Then I spot the envelope, with its round franking mark: “SALISBURY WILTS, 7.15PM 14 NOV 1974.” The pale blue stamp cost the writer four-and-a-half pence. My name and address are written in thin black ink.
The letter inside the envelope is headed “105 Great Russell St, WC1” and it begins “You are absolutely right…”
Aged 18, I had written a snooty letter to The Sunday Times. This was in response to an article by the novelist VS Naipaul about Joseph Conrad’s novel, The Secret Agent, which was on the A-level syllabus.
There was a mistake in the article, an error that escapes me now. It was a confusion of some sort over characters in the novel.

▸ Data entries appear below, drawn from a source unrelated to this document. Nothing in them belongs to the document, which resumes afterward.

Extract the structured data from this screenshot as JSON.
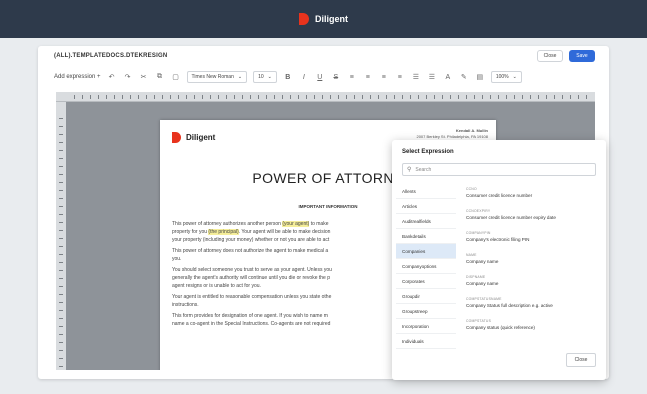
{
  "app": {
    "brand": "Diligent"
  },
  "document": {
    "title": "(ALL).TEMPLATEDOCS.DTEKRESIGN",
    "close_label": "Close",
    "save_label": "Save"
  },
  "toolbar": {
    "add_expression": "Add expression +",
    "font": "Times New Roman",
    "size": "10",
    "zoom": "100%"
  },
  "page": {
    "logo": "Diligent",
    "address_line1": "Kendall A. Mullin",
    "address_line2": "2007 Berkley St. Philadelphia, PA 19108",
    "heading": "POWER OF ATTORNE",
    "subheading": "IMPORTANT INFORMATION",
    "p1a": "This power of attorney authorizes another person ",
    "p1_hl1": "(your agent)",
    "p1b": " to make",
    "p1c": "property for you ",
    "p1_hl2": "(the principal)",
    "p1d": ". Your agent will be able to make decision",
    "p1e": "your property (including your money) whether or not you are able to act",
    "p2a": "This power of attorney does not authorize the agent to make medical a",
    "p2b": "you.",
    "p3a": "You should select someone you trust to serve as your agent. Unless you",
    "p3b": "generally the agent's authority will continue until you die or revoke the p",
    "p3c": "agent resigns or is unable to act for you.",
    "p4a": "Your agent is entitled to reasonable compensation unless you state othe",
    "p4b": "instructions.",
    "p5a": "This form provides for designation of one agent. If you wish to name m",
    "p5b": "name a co-agent in the Special Instructions. Co-agents are not required"
  },
  "popup": {
    "title": "Select Expression",
    "search_placeholder": "Search",
    "categories": [
      "Allents",
      "Articles",
      "Auditrealfields",
      "Bankdetails",
      "Companies",
      "Companyoptions",
      "Corporates",
      "Groupdir",
      "Groupstreep",
      "Incorporation",
      "Individuals"
    ],
    "active_category": "Companies",
    "fields": [
      {
        "code": "CCNO",
        "desc": "Consumer credit licence number"
      },
      {
        "code": "CCNOEXPIRY",
        "desc": "Consumer credit licence number expiry date"
      },
      {
        "code": "COMPANYPIN",
        "desc": "Company's electronic filing PIN"
      },
      {
        "code": "NAME",
        "desc": "Company name"
      },
      {
        "code": "DISPNAME",
        "desc": "Company name"
      },
      {
        "code": "COMPSTATUSNAME",
        "desc": "Company Status full description e.g. active"
      },
      {
        "code": "COMPSTATUS",
        "desc": "Company status (quick reference)"
      }
    ],
    "close_label": "Close"
  }
}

I am trying to read the letter two days after the death of the man who wrote it. The article in The Sunday Times must have been reprinted from elsewhere, because Naipaul writes: “I have already admitted the error – unforgivable, I think – in the American magazine which printed the article.”
Naipaul continues: “It is of course pointless now to explain why the error occurred…”
The handwriting is a little difficult to read, so Naipaul’s explanation of how he made the mistake is lost to me.
It is possible to make out what Naipaul is saying at the end of the letter, but perhaps retrospective vanity has sharpened my eyesight. “The paper was read to an assembly of Conrad scholars at Canterbury – not one pointed out the error then. If they had been as sharp as yourself, the error might have been corrected before it went into print.”
The Secret Agent, which was televised by the BBC not long ago, was Conrad’s delayed response to the accidental death in 1894 of Martial Bourdin, who was fatally injured while carrying a bomb across Greenwich Park. This incident became known as the Greenwich Mystery.
Sir VS Naipaul died at home in London last Saturday, after reading a poem by Lord Tennyson with the incoming editor of the Daily Mail, Geordie Greig. The two had been friends for 20 years, and Greig told BBC Radio 4’s The World This Weekend on Sunday that he rushed to be with the writer after a call from his wife, Lady Nadira.
Ten years or so after receiving that letter from Naipaul, I was working on the South East London Mercury where – as reported earlier – Geordie Greig turned up as a trainee, arriving in Deptford via Eton and Oxford.
Naipaul came from less elevated circumstances. He was born in Trinidad and, according to the introduction to his obit in the Guardian, “won both acclaim and disdain for his caustic portrayals, in novels and non-fiction, of the legacy of colonialism”.
The novel that made his name was A House For Mr Biswas, the funny and malicious story of a man who claws himself out of poverty, fighting members of his own family at every turn. I loved that book and have read others, although they are misty now, whereas Mr Biswas still resonates.
Reviewing A House for Mr Biswas for the Observer in 1961, Colin MacInnes hailed a writer whose voice “even when scornful or ironical, can be as tender, just, kind, delicate, filled with unassuming pity”.
It is time to seek out those novels again. Time, too, to return the letter from VS Naipaul to the old tin full of letters from university friends, two now dead, and notes from girls I no longer remember. Although there is one from Heather, and she does stir a glimmer.
Putting the apology back in the tin makes me feel sad for a lost voice, and sad too for all the letters I no longer write or receive.
There was something to be said for a letter.